_AIM OF THE EXERCISE_. Omit the pictures, then write out every entry exactly as it reads.

_RECORDED INFORMATION_.
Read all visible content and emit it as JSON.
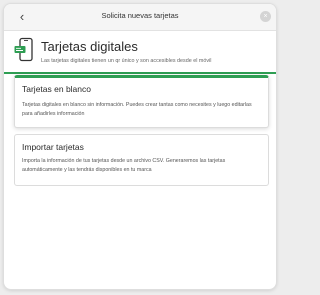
{
  "titlebar": {
    "back_glyph": "‹",
    "title": "Solicita nuevas tarjetas",
    "close_glyph": "×"
  },
  "header": {
    "icon": "phone-card-icon",
    "title": "Tarjetas digitales",
    "subtitle": "Las tarjetas digitales tienen un qr único y son accesibles desde el móvil"
  },
  "options": [
    {
      "title": "Tarjetas en blanco",
      "description": "Tarjetas digitales en blanco sin información. Puedes crear tantas como necesites y luego editarlas para añadirles información",
      "selected": true
    },
    {
      "title": "Importar tarjetas",
      "description": "Importa la información de tus tarjetas desde un archivo CSV. Generaremos las tarjetas automáticamente y las tendrás disponibles en tu marca",
      "selected": false
    }
  ],
  "colors": {
    "accent": "#2e9e53",
    "background": "#ededed",
    "panel": "#ffffff"
  }
}
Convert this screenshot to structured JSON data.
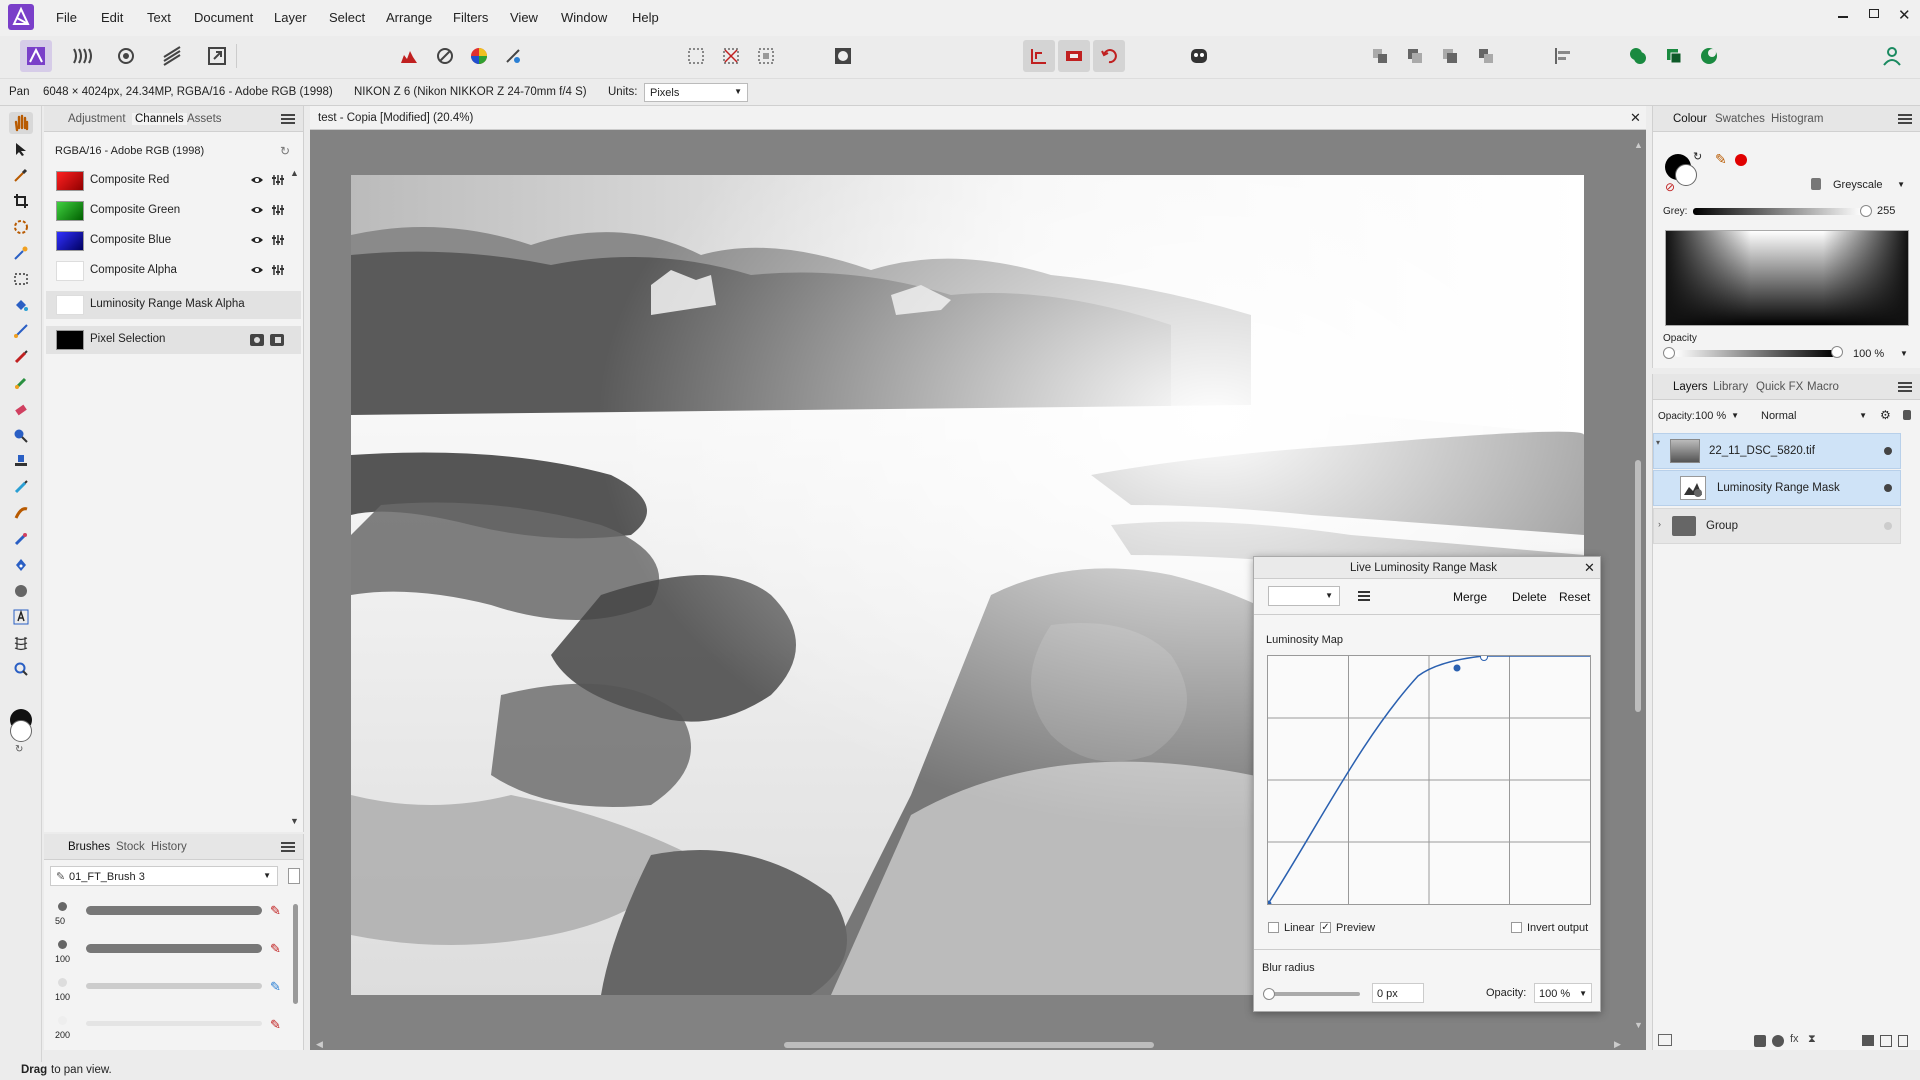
{
  "app": {
    "name": "Affinity Photo"
  },
  "menu": [
    "File",
    "Edit",
    "Text",
    "Document",
    "Layer",
    "Select",
    "Arrange",
    "Filters",
    "View",
    "Window",
    "Help"
  ],
  "context": {
    "tool": "Pan",
    "image_info": "6048 × 4024px, 24.34MP, RGBA/16 - Adobe RGB (1998)",
    "camera": "NIKON Z 6 (Nikon NIKKOR Z 24-70mm f/4 S)",
    "units_label": "Units:",
    "units_value": "Pixels"
  },
  "left_panel": {
    "tabs": [
      "Adjustment",
      "Channels",
      "Assets"
    ],
    "active_tab": "Channels",
    "profile": "RGBA/16 - Adobe RGB (1998)",
    "channels": [
      {
        "label": "Composite Red",
        "color": "#e00000"
      },
      {
        "label": "Composite Green",
        "color": "#00b000"
      },
      {
        "label": "Composite Blue",
        "color": "#0010d0"
      },
      {
        "label": "Composite Alpha",
        "color": "#ffffff"
      },
      {
        "label": "Luminosity Range Mask Alpha",
        "color": "#ffffff"
      },
      {
        "label": "Pixel Selection",
        "color": "#000000"
      }
    ]
  },
  "brushes_panel": {
    "tabs": [
      "Brushes",
      "Stock",
      "History"
    ],
    "active_tab": "Brushes",
    "category": "01_FT_Brush 3",
    "brushes": [
      {
        "size": "50"
      },
      {
        "size": "100"
      },
      {
        "size": "100"
      },
      {
        "size": "200"
      }
    ]
  },
  "document": {
    "title": "test - Copia [Modified] (20.4%)"
  },
  "dialog": {
    "title": "Live Luminosity Range Mask",
    "merge": "Merge",
    "delete": "Delete",
    "reset": "Reset",
    "map_label": "Luminosity Map",
    "linear": "Linear",
    "preview": "Preview",
    "invert": "Invert output",
    "blur_label": "Blur radius",
    "blur_value": "0 px",
    "opacity_label": "Opacity:",
    "opacity_value": "100 %",
    "linear_checked": false,
    "preview_checked": true,
    "invert_checked": false
  },
  "colour_panel": {
    "tabs": [
      "Colour",
      "Swatches",
      "Histogram"
    ],
    "active_tab": "Colour",
    "mode": "Greyscale",
    "grey_label": "Grey:",
    "grey_value": "255",
    "opacity_label": "Opacity",
    "opacity_value": "100 %"
  },
  "layers_panel": {
    "tabs": [
      "Layers",
      "Library",
      "Quick FX",
      "Macro"
    ],
    "active_tab": "Layers",
    "opacity_label": "Opacity:",
    "opacity_value": "100 %",
    "blend_mode": "Normal",
    "layers": [
      {
        "name": "22_11_DSC_5820.tif"
      },
      {
        "name": "Luminosity Range Mask"
      },
      {
        "name": "Group"
      }
    ]
  },
  "status": {
    "bold": "Drag",
    "rest": " to pan view."
  },
  "colors": {
    "accent": "#2a7fd4",
    "selected_row": "#cfe3f7",
    "brand": "#7a3fc9"
  }
}
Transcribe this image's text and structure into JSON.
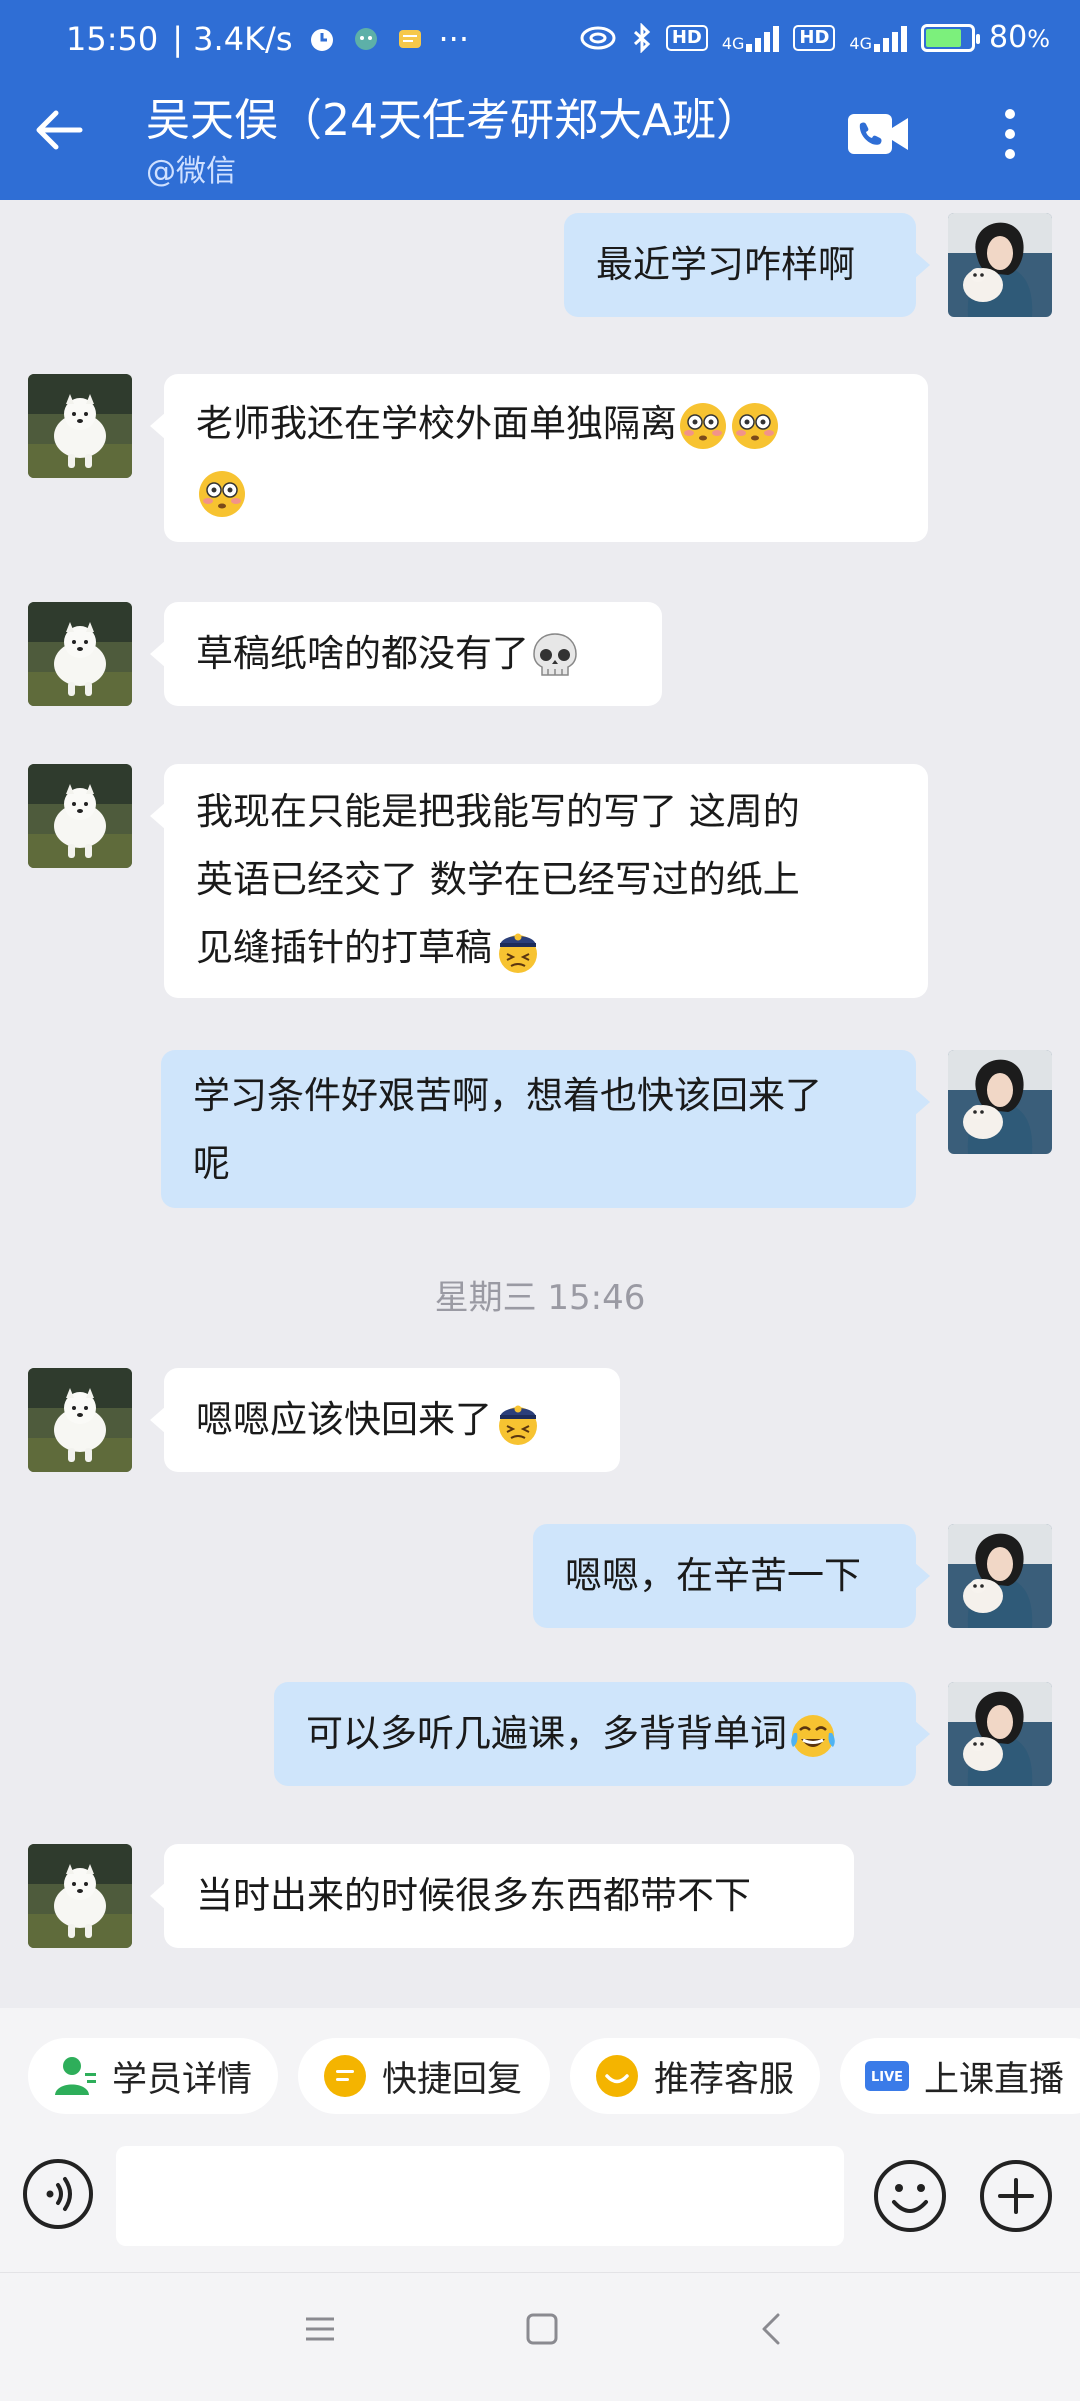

_RESPONSE TO THIS EXERCISE_.
Read all visible content and emit it as JSON.
{
  "titlebar": {
    "back_glyph": "‹",
    "title": "Solicita nuevas tarjetas",
    "close_glyph": "×"
  },
  "header": {
    "icon": "phone-card-icon",
    "title": "Tarjetas digitales",
    "subtitle": "Las tarjetas digitales tienen un qr único y son accesibles desde el móvil"
  },
  "options": [
    {
      "title": "Tarjetas en blanco",
      "description": "Tarjetas digitales en blanco sin información. Puedes crear tantas como necesites y luego editarlas para añadirles información",
      "selected": true
    },
    {
      "title": "Importar tarjetas",
      "description": "Importa la información de tus tarjetas desde un archivo CSV. Generaremos las tarjetas automáticamente y las tendrás disponibles en tu marca",
      "selected": false
    }
  ],
  "colors": {
    "accent": "#2e9e53",
    "background": "#ededed",
    "panel": "#ffffff"
  }
}
Convert this screenshot to structured JSON data.
{
  "app": {
    "name": "Affinity Photo"
  },
  "menu": [
    "File",
    "Edit",
    "Text",
    "Document",
    "Layer",
    "Select",
    "Arrange",
    "Filters",
    "View",
    "Window",
    "Help"
  ],
  "context": {
    "tool": "Pan",
    "image_info": "6048 × 4024px, 24.34MP, RGBA/16 - Adobe RGB (1998)",
    "camera": "NIKON Z 6 (Nikon NIKKOR Z 24-70mm f/4 S)",
    "units_label": "Units:",
    "units_value": "Pixels"
  },
  "left_panel": {
    "tabs": [
      "Adjustment",
      "Channels",
      "Assets"
    ],
    "active_tab": "Channels",
    "profile": "RGBA/16 - Adobe RGB (1998)",
    "channels": [
      {
        "label": "Composite Red",
        "color": "#e00000"
      },
      {
        "label": "Composite Green",
        "color": "#00b000"
      },
      {
        "label": "Composite Blue",
        "color": "#0010d0"
      },
      {
        "label": "Composite Alpha",
        "color": "#ffffff"
      },
      {
        "label": "Luminosity Range Mask Alpha",
        "color": "#ffffff"
      },
      {
        "label": "Pixel Selection",
        "color": "#000000"
      }
    ]
  },
  "brushes_panel": {
    "tabs": [
      "Brushes",
      "Stock",
      "History"
    ],
    "active_tab": "Brushes",
    "category": "01_FT_Brush 3",
    "brushes": [
      {
        "size": "50"
      },
      {
        "size": "100"
      },
      {
        "size": "100"
      },
      {
        "size": "200"
      }
    ]
  },
  "document": {
    "title": "test - Copia [Modified] (20.4%)"
  },
  "dialog": {
    "title": "Live Luminosity Range Mask",
    "merge": "Merge",
    "delete": "Delete",
    "reset": "Reset",
    "map_label": "Luminosity Map",
    "linear": "Linear",
    "preview": "Preview",
    "invert": "Invert output",
    "blur_label": "Blur radius",
    "blur_value": "0 px",
    "opacity_label": "Opacity:",
    "opacity_value": "100 %",
    "linear_checked": false,
    "preview_checked": true,
    "invert_checked": false
  },
  "colour_panel": {
    "tabs": [
      "Colour",
      "Swatches",
      "Histogram"
    ],
    "active_tab": "Colour",
    "mode": "Greyscale",
    "grey_label": "Grey:",
    "grey_value": "255",
    "opacity_label": "Opacity",
    "opacity_value": "100 %"
  },
  "layers_panel": {
    "tabs": [
      "Layers",
      "Library",
      "Quick FX",
      "Macro"
    ],
    "active_tab": "Layers",
    "opacity_label": "Opacity:",
    "opacity_value": "100 %",
    "blend_mode": "Normal",
    "layers": [
      {
        "name": "22_11_DSC_5820.tif"
      },
      {
        "name": "Luminosity Range Mask"
      },
      {
        "name": "Group"
      }
    ]
  },
  "status": {
    "bold": "Drag",
    "rest": " to pan view."
  },
  "colors": {
    "accent": "#2a7fd4",
    "selected_row": "#cfe3f7",
    "brand": "#7a3fc9"
  }
}
Transcribe this image's text and structure into JSON.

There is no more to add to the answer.